Anti-energy protesters escalating tactics, recent arrests

InsideSources published an article today on the escalating protests at Bayou Bridge construction sites. Activists have turned to “kayaktivism,” tree sits, and other unlawful, risky tactics to delay construction. These intensified protests come as the pipeline nears its expected October completion. A number of protesters have been arrested over the past few weeks since a new Louisiana state law was enacted on August 1. InsideSources describes the new law, writing:

On August 1, a Louisiana state law raised the stakes for trespassing on a “critical infrastructure” area, changing the offense from a misdemeanor to a felony. It further classifies pipelines and pipeline construction areas as such sites. Energy Transfer Partners (ETP), the company building the Bayou Bridge pipeline, says that it did not lobby for the law change, but appreciates the legislature’s efforts to support the industry.

Karen Savage, an environmental journalist, was arrested with several other protesters last weekend under the new law. However, the protesters claim they were on private property and had the landowner’s permission to be present. Energy Transfer Partners, the company building the pipeline, has stated the protesters were trespassing. ETP spokeswoman Alexis Daniel is quoted, saying:

Additionally, any entry on our right-of-way by those not associated with our project are trespassing. These situations are dealt with by local law enforcement.

According to St. Martin Parish Sheriff’s Office arrest records, only one of the four protesters arrested last weekend was actually from Louisiana. The others traveled from Oregon, New York, and Mississippi. This comes as somewhat of a surprise considering the resistance groups have claimed to be fighting for their home and neighbors in nearby St. James Parish, as well as making attempts to meet with the Louisiana Governor John Bel Edwards.

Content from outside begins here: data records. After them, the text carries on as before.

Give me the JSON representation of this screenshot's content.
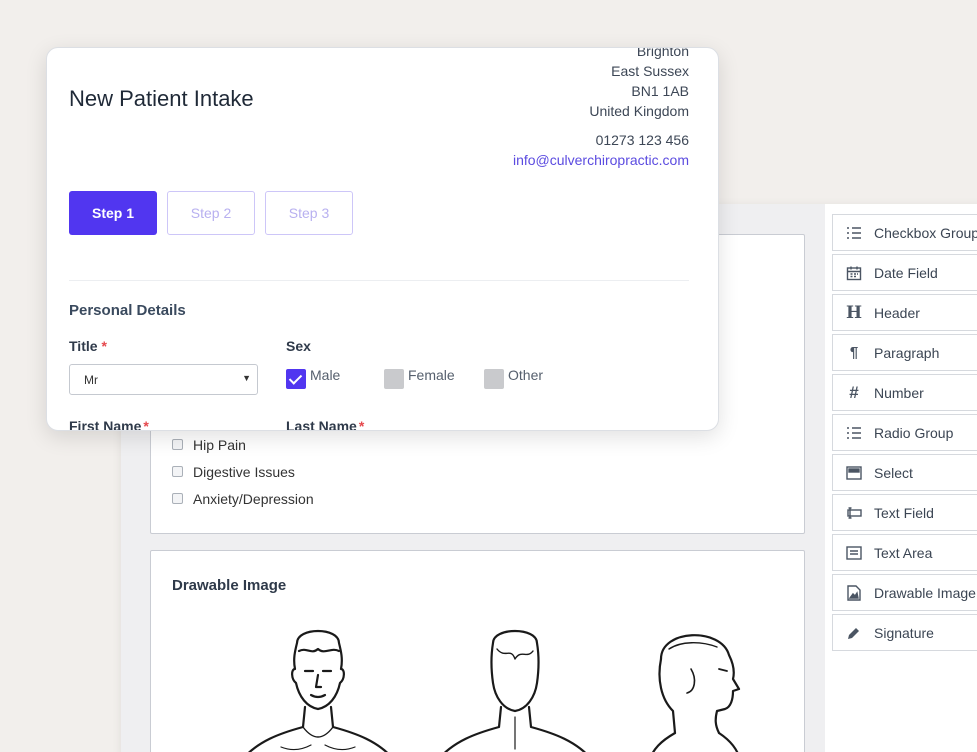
{
  "builder": {
    "conditions": [
      "Hip Pain",
      "Digestive Issues",
      "Anxiety/Depression"
    ],
    "drawable_title": "Drawable Image",
    "palette": [
      {
        "icon": "checkbox-group-icon",
        "label": "Checkbox Group"
      },
      {
        "icon": "calendar-icon",
        "label": "Date Field"
      },
      {
        "icon": "header-icon",
        "label": "Header"
      },
      {
        "icon": "paragraph-icon",
        "label": "Paragraph"
      },
      {
        "icon": "hash-icon",
        "label": "Number"
      },
      {
        "icon": "radio-group-icon",
        "label": "Radio Group"
      },
      {
        "icon": "select-icon",
        "label": "Select"
      },
      {
        "icon": "text-field-icon",
        "label": "Text Field"
      },
      {
        "icon": "text-area-icon",
        "label": "Text Area"
      },
      {
        "icon": "image-icon",
        "label": "Drawable Image"
      },
      {
        "icon": "pencil-icon",
        "label": "Signature"
      }
    ]
  },
  "modal": {
    "title": "New Patient Intake",
    "address": {
      "city": "Brighton",
      "county": "East Sussex",
      "postcode": "BN1 1AB",
      "country": "United Kingdom",
      "phone": "01273 123 456",
      "email": "info@culverchiropractic.com"
    },
    "steps": [
      "Step 1",
      "Step 2",
      "Step 3"
    ],
    "active_step": 0,
    "section_title": "Personal Details",
    "title_field": {
      "label": "Title",
      "value": "Mr"
    },
    "sex_field": {
      "label": "Sex",
      "options": [
        "Male",
        "Female",
        "Other"
      ],
      "checked": "Male"
    },
    "first_name_label": "First Name",
    "last_name_label": "Last Name",
    "required_mark": "*"
  },
  "colors": {
    "accent": "#5136f0",
    "background": "#f2efec"
  }
}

Louisianians for Energy advises protesters to consider their safety and the safety of pipeline workers and law enforcement before participating in unlawful protests. We look forward to the safe completion of Bayou Bridge and its role in fueling Louisiana’s energy needs!